I didn’t leave my apartment today, except to walk down the hall to the laundry room and to ride the elevator to the ground floor so I could walk up the ten flights of stairs for exercise. The streets are frozen. My car is under a couple of inches of snow. Portland schools are closed. City Hall. All the libraries. Shops. Closed because all the side streets are an inch and a half of packed ice. It melted just enough, around 3 p.m., to freeze again at 4. Some of the main streets are clear, according to reports on the radio, but the side streets are all packed ice. The whole city is a skating rink, and no one has ice skates. We weren’t expecting it. We act as if each year will be like the last. It isn’t.
It was my day to spend with Sue, but I couldn’t safely cross town and the river to her place. I listened to the sounds. Upstairs the familiar whirring of the stationary bicycle an elderly Chinese man rides for hours every day while his wife methodically chops. Vegetables, I suppose. Down the hall, coughing. The muted babble of a television. In my own space, Bach, and the familiar whirring of my mind.
Patti Smith crosses my mind again and again. You’d think we were old friends, as often as I think of her. Here’s what she had to say about flubbing her song at the Nobel Prize Ceremony.
I hate the photograph posted with that article.
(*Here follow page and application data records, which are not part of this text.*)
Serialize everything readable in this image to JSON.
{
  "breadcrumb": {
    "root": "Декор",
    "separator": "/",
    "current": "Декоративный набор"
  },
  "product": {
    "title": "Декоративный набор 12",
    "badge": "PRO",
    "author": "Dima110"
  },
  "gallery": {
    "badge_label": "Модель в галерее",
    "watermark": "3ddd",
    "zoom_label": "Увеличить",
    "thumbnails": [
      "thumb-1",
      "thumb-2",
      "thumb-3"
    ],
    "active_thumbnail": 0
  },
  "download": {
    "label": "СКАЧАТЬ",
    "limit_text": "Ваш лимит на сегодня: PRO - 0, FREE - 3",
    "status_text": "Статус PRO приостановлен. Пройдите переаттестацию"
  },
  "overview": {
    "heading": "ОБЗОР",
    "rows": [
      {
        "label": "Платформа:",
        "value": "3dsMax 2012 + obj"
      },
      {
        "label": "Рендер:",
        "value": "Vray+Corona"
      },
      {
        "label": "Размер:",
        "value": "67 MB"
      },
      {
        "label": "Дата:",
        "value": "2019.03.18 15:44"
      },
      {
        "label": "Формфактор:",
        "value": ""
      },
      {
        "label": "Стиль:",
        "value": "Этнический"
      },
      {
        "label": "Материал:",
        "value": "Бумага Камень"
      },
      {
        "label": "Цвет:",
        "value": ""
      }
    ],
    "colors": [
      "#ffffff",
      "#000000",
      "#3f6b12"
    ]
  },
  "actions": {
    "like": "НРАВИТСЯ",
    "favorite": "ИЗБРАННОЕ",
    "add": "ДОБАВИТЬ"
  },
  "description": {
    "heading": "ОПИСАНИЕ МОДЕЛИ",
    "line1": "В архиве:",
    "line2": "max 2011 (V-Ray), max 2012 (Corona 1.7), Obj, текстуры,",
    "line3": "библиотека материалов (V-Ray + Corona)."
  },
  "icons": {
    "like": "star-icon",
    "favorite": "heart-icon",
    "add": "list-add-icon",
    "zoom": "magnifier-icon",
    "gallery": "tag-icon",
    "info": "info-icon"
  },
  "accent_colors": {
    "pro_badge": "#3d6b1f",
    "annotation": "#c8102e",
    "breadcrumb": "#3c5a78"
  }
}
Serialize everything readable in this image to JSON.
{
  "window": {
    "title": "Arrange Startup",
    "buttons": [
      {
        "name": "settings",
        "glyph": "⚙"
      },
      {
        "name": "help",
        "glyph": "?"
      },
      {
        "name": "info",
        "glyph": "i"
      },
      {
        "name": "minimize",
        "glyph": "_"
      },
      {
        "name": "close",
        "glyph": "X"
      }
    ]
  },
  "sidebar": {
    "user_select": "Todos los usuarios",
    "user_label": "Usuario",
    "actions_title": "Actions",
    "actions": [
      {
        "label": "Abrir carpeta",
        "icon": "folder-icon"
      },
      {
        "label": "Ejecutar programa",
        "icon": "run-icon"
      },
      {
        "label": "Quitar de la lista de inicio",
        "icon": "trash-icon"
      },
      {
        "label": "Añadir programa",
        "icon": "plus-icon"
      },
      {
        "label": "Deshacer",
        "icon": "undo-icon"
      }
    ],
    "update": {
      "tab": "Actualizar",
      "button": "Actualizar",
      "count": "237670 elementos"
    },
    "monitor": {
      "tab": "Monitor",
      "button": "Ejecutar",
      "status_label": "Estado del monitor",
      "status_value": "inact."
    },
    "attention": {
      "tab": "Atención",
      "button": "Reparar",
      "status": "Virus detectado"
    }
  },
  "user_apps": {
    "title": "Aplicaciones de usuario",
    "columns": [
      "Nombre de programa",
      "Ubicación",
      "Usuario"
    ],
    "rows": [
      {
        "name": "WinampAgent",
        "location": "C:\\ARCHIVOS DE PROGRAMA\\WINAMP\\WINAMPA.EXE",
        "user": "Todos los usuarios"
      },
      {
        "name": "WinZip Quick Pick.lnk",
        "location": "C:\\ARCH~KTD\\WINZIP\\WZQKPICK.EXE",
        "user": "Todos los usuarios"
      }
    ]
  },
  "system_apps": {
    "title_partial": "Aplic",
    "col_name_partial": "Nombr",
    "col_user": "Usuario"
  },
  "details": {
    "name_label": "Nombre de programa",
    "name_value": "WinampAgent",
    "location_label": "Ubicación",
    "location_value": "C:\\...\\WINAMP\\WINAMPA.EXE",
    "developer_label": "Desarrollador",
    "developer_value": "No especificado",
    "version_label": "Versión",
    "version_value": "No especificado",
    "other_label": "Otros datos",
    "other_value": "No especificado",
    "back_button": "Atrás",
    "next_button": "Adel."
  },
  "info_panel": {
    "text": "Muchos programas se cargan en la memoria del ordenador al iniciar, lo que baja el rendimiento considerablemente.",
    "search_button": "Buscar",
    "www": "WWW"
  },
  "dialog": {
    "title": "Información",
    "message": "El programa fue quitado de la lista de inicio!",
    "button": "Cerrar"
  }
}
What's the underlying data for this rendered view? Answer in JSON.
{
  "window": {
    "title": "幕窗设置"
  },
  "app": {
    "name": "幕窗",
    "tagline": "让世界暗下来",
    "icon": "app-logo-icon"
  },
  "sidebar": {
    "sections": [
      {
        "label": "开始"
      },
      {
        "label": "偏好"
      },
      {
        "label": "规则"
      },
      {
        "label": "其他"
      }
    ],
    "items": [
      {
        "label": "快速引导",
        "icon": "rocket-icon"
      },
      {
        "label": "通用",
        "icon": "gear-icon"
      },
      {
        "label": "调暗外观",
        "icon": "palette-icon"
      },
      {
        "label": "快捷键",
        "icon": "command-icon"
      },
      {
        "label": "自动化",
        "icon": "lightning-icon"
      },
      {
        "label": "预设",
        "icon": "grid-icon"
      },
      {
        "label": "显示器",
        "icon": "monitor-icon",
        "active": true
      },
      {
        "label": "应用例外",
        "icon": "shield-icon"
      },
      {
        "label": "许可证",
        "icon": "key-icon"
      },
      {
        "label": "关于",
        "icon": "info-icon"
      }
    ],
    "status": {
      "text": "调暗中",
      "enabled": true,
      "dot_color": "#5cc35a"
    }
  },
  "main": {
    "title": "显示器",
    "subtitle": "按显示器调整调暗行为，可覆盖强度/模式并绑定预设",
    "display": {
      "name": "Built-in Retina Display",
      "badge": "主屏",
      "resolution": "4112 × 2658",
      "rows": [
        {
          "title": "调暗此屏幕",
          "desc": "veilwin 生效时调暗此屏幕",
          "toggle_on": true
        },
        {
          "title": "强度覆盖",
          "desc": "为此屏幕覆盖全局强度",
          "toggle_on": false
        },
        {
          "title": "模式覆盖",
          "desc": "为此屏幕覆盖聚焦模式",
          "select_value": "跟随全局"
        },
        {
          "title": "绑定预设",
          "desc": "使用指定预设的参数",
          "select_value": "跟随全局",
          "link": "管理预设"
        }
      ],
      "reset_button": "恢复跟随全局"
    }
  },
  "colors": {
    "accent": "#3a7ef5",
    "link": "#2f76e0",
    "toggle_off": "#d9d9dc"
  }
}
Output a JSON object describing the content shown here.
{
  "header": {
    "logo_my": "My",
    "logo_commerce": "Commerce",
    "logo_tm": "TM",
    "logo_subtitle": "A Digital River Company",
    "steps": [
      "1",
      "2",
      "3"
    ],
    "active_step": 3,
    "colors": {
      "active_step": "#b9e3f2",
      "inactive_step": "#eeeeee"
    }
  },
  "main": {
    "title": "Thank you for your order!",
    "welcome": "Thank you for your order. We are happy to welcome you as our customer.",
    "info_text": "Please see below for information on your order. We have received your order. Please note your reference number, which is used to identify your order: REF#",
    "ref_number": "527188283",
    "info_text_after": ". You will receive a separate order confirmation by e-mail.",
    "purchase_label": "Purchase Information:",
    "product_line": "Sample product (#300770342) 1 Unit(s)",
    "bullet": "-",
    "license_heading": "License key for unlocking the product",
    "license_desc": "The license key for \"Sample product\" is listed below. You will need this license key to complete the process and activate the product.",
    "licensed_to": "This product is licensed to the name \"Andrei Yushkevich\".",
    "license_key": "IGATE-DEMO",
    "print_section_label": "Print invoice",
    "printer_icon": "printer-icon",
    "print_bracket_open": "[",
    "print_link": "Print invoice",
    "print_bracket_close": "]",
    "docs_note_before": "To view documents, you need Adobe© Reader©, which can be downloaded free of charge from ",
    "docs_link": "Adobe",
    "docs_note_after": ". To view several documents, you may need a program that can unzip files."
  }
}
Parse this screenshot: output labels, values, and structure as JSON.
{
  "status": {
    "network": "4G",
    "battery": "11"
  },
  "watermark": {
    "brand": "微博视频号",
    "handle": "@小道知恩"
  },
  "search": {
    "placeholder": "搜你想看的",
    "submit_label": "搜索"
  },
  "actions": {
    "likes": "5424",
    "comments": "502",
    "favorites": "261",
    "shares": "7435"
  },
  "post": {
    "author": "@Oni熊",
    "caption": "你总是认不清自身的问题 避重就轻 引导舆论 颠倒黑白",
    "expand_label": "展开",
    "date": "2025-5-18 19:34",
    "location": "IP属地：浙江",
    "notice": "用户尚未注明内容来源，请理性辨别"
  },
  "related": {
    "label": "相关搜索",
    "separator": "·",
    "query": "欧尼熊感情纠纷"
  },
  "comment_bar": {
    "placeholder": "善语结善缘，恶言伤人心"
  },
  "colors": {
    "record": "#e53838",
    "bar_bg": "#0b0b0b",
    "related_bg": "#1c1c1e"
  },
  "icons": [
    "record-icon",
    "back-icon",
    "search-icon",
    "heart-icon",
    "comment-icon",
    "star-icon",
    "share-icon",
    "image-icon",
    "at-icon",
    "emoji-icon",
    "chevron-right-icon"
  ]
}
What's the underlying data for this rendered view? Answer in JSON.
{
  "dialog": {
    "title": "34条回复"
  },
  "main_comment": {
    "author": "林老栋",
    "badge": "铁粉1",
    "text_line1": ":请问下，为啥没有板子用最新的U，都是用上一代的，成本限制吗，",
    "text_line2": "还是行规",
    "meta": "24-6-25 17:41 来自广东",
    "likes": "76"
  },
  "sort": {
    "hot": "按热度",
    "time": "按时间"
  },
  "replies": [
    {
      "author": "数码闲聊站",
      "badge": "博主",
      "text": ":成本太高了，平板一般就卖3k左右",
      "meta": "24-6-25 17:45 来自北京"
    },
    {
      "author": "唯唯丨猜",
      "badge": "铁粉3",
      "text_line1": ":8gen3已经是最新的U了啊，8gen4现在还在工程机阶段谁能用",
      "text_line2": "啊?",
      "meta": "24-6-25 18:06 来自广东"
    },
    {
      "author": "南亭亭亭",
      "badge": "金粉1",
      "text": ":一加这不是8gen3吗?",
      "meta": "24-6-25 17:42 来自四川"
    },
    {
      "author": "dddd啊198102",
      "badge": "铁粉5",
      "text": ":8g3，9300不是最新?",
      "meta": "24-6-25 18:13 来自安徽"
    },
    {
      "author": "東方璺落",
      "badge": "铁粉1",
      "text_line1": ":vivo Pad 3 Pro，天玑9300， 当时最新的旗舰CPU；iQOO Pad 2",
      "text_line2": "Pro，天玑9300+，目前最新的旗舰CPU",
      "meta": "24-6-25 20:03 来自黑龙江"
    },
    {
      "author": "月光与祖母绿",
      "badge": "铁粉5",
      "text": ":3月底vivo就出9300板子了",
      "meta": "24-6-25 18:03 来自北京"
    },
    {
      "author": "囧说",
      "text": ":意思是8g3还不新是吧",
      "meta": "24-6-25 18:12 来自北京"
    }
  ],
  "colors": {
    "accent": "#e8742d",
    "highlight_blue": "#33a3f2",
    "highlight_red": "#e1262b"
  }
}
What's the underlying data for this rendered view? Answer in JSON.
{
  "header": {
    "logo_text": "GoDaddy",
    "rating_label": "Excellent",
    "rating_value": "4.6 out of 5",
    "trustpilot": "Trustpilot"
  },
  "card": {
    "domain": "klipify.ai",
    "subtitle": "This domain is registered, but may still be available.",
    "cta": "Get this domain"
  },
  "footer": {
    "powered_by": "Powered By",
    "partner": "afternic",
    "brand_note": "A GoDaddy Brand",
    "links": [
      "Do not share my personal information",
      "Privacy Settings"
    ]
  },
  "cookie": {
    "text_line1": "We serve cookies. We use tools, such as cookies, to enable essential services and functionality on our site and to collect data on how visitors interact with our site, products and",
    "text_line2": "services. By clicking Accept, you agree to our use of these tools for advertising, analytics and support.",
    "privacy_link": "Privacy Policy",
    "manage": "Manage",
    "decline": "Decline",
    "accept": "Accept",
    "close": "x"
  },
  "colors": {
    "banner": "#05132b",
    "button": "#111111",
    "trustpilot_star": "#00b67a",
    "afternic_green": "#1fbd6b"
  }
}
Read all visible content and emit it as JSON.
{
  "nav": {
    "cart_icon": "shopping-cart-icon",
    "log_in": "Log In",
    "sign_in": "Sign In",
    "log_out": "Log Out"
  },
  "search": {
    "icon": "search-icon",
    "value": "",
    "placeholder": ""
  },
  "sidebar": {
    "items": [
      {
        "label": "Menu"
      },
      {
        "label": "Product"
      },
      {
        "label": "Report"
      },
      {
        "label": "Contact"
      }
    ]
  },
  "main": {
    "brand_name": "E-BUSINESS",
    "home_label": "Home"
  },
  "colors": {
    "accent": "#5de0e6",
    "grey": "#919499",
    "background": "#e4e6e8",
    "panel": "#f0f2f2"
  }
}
The definitive Patti-Smith-of-Kendall’s-imagination is the one made by Mari Aoyama. You may have to have a Facebook account to see it. But wow.